(The Center Square) – A new anti-gang center has opened in Laredo to focus on gangs involved in organized crime also working with Mexican cartels on both sides of the border.
Gov. Greg Abbott unveiled the new center at a ribbon cutting ceremony Monday with Texas Department of Public Safety Director Steve McCraw, Laredo Police Department Acting Chief Steve Landin and other officials.
Laredo’s Texas Anti-Gang (TAG) Center will house federal, state, and local law enforcement agencies, as well as prosecutor offices, working on targeted investigations. Together, they act as “a force multiplier in joint gang enforcement operations,” the governor’s office said.
TAG officials will identify “criminal elements, arrest them, and put them out of business,” Abbott said. He thanked officers working at the TAG center for “cracking down on gang violence” fueled by border-related crime.
“Multiple agencies come together and work together to try to investigate where the crime is in our community and follow up with the different technology in collaboration with the different agencies in our community,” Acting Police Chief Steve Landin told Laredo KGNS-TV News. “They’re all housed together so it’s easy to communicate and see similarities in different cases and they share information and it helps us track down the people that are out there doing things they shouldn’t be doing.”
TAG officials, including those from the FBI, DEA and ATF, will also be collaborating with Mexican officials, Landin said, focused on arresting criminal gangs and others involved with organized crime working with Mexican cartels.
Gang activity occurs statewide and isn’t unique to Laredo but cartel violence is increasingly being reported on both sides of the Rio Grande River, including in Nuevo Laredo in the Mexican state of Tamaulipas just across the river from Laredo.
Last month, the Ministry of Public Security of Tamaulipas announced that officers from the National Guard, Secretary of the Navy, and the Attorney General’s Office of Tamaulipas were involved in an incident resulting in one offender being killed.

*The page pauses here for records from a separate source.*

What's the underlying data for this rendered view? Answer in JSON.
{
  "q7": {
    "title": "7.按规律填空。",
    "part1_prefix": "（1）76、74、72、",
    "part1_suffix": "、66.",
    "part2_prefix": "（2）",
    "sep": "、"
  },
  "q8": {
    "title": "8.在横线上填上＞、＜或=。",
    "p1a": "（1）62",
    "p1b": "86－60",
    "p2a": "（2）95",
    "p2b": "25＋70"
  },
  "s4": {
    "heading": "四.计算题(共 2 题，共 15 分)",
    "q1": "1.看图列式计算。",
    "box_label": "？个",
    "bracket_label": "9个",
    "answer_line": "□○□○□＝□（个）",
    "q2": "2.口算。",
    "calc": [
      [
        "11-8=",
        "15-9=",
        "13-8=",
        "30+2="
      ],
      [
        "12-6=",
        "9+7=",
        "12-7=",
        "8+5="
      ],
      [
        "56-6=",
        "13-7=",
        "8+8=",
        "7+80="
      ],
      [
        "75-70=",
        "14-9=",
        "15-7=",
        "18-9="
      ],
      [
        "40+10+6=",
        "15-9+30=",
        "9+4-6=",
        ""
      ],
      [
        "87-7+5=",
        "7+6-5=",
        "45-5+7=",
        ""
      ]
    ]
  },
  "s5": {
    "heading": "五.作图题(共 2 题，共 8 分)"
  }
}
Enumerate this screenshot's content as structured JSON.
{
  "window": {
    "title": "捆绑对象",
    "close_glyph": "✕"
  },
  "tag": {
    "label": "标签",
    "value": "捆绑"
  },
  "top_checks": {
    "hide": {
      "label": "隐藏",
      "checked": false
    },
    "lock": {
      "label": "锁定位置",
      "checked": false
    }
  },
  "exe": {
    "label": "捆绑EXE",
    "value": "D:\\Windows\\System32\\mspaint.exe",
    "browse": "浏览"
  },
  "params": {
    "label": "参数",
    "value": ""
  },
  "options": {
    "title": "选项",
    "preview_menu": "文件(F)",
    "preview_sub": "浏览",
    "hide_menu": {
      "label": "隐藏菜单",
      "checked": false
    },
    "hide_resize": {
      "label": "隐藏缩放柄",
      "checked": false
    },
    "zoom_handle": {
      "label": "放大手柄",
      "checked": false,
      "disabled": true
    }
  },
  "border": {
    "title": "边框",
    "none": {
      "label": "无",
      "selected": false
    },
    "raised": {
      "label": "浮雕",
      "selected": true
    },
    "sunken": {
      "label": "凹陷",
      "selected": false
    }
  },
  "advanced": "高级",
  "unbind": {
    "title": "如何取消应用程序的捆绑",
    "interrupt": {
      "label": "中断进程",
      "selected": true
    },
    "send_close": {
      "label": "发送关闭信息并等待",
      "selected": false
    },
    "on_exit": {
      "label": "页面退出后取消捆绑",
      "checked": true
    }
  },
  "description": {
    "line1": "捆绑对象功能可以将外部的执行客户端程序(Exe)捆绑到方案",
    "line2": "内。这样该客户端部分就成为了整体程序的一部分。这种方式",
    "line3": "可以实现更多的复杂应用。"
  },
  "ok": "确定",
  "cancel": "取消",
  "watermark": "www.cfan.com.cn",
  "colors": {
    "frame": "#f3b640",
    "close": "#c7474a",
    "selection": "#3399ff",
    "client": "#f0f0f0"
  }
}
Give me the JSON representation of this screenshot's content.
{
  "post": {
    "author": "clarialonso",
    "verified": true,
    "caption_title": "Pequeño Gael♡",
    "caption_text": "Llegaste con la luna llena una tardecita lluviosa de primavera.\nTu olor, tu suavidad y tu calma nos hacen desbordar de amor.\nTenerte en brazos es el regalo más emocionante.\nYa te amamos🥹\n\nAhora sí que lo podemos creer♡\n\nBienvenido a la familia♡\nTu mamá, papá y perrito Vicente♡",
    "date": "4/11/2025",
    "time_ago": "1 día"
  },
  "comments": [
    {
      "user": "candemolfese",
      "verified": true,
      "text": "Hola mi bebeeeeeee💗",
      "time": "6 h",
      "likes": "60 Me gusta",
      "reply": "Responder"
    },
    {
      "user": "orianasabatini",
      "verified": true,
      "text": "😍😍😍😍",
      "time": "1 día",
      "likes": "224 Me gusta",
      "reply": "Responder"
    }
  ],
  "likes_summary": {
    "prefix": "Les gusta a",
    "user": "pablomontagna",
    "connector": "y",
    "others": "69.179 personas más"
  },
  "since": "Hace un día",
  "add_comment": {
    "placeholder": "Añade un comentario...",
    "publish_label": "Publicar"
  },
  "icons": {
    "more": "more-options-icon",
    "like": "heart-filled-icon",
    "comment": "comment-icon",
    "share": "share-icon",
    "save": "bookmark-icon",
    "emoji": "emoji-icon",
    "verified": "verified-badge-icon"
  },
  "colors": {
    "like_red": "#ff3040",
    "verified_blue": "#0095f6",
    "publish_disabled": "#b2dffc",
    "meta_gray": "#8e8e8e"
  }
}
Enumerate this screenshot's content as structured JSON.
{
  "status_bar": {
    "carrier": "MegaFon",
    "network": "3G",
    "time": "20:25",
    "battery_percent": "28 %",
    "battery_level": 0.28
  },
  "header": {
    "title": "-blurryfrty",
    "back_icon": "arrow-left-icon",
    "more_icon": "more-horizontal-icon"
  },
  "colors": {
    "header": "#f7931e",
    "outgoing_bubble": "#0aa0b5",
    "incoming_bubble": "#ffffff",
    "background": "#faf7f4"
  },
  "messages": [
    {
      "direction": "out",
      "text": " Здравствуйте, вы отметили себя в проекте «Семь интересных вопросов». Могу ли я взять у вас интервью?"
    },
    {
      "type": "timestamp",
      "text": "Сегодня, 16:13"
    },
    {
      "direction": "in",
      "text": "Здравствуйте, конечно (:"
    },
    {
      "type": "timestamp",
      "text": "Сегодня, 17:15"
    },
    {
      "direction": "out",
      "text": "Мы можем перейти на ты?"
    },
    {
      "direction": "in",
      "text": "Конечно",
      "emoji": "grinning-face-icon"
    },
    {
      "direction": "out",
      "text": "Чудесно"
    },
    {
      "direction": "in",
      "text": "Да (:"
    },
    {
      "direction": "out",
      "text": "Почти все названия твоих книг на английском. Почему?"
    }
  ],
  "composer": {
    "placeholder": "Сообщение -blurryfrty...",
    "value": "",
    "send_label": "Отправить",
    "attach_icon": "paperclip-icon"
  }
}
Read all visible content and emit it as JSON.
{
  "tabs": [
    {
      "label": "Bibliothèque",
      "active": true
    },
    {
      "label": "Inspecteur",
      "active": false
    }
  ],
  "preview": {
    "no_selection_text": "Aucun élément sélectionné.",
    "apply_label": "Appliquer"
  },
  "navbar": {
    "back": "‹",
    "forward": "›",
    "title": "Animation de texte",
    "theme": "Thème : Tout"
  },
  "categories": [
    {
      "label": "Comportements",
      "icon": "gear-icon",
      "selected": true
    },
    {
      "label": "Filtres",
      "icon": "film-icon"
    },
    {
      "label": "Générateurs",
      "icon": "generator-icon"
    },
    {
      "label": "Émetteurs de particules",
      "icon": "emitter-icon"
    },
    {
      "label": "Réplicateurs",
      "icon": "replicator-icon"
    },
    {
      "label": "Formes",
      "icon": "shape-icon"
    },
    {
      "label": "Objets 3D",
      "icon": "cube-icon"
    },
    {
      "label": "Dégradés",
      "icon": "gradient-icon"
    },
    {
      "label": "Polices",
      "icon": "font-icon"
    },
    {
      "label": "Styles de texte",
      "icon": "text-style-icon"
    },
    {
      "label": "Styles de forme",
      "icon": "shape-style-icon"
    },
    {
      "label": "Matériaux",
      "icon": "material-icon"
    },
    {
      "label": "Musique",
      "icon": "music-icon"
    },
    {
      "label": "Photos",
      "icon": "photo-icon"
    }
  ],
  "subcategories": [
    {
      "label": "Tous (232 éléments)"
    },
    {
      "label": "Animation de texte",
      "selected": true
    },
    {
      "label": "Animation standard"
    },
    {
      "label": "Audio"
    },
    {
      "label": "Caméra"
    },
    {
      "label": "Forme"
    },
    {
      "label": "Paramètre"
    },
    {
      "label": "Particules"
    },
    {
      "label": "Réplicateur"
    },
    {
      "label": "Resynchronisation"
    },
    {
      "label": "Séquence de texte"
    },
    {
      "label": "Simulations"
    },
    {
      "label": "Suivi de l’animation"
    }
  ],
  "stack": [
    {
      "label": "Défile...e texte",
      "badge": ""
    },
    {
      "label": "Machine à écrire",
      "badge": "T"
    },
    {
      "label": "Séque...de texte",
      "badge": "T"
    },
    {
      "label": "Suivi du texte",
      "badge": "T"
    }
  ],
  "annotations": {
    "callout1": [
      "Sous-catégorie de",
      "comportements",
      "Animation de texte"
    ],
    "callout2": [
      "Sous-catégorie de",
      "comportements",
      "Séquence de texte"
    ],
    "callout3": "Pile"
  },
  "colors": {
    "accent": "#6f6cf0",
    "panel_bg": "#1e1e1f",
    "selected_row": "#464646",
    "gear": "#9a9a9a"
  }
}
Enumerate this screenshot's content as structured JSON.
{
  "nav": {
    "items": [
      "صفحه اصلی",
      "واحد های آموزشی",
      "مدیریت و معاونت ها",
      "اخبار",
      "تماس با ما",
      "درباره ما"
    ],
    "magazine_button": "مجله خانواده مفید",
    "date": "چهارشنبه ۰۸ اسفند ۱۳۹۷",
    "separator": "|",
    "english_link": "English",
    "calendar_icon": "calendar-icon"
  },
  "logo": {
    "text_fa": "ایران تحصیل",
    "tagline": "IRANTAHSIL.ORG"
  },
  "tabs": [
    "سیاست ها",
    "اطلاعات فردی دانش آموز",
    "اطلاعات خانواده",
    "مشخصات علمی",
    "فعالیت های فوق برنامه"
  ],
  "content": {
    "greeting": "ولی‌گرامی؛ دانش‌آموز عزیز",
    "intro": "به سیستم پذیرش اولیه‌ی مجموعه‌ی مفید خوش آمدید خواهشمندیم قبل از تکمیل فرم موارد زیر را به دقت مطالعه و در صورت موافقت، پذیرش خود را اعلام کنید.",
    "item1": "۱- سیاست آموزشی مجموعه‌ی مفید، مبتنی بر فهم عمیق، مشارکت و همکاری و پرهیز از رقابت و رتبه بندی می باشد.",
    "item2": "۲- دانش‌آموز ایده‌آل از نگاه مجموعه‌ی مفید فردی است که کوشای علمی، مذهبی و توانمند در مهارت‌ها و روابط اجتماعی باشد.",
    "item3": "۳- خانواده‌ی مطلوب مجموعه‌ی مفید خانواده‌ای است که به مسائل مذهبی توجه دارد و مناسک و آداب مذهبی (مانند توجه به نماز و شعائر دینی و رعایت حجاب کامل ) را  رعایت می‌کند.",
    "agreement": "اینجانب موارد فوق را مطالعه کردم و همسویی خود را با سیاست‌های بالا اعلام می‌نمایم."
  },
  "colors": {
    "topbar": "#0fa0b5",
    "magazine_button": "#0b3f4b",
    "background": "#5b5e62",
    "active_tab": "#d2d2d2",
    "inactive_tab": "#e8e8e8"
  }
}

State Guard personnel also seized “four assault rifles, chargers, ammunition, tactical equipment and a van with handmade armor,” it reported.
In December, the ministry also reported shootouts occurred between cartel members and Mexican authorities resulting in seven offenders and one Mexican soldier being killed. Seven soldiers were injured by firearm projectiles who were evacuated by air, it said.
According to Crimegrade.org, Laredo’s overall crime grade is a D- for violent crime, property crime and other crime. “Laredo is in the 10th percentile for safety, meaning 90% of cities are safer and 10% of cities are more dangerous,” the site reports.
Laredo is a major port of entry for human and drug smuggling along two major highways. Taking Highway 83, it’s a 2.5-hour drive north to San Antonio. Taking Highway 59, it’s a 5.5-hour drive north to Houston. Several Operation Lone Star task forces and local law enforcement officials are already working these routes attempting to thwart criminal activity.
The Laredo TAG Center was opened after Abbott issued an executive order last September designating two Mexican cartels as Foreign Terrorist Organizations and directed DPS to establish a Mexican Cartel Division within the Texas Fusion Center. These officers, working with multiple agencies, are seeking to dismantle cartel- and gang-related infrastructure with the goal of seizing their assets, vehicles and buildings. They’re also conducting multi-jurisdictional investigations to support criminal prosecutions and enhancing southbound criminal interdiction operations and activity between ports of entry.
Other TAG centers are located in Dallas-Fort Worth, El Paso, Houston, Lubbock, McAllen, San Antonio, Tyler, and Waco.
This article First appeared in the center square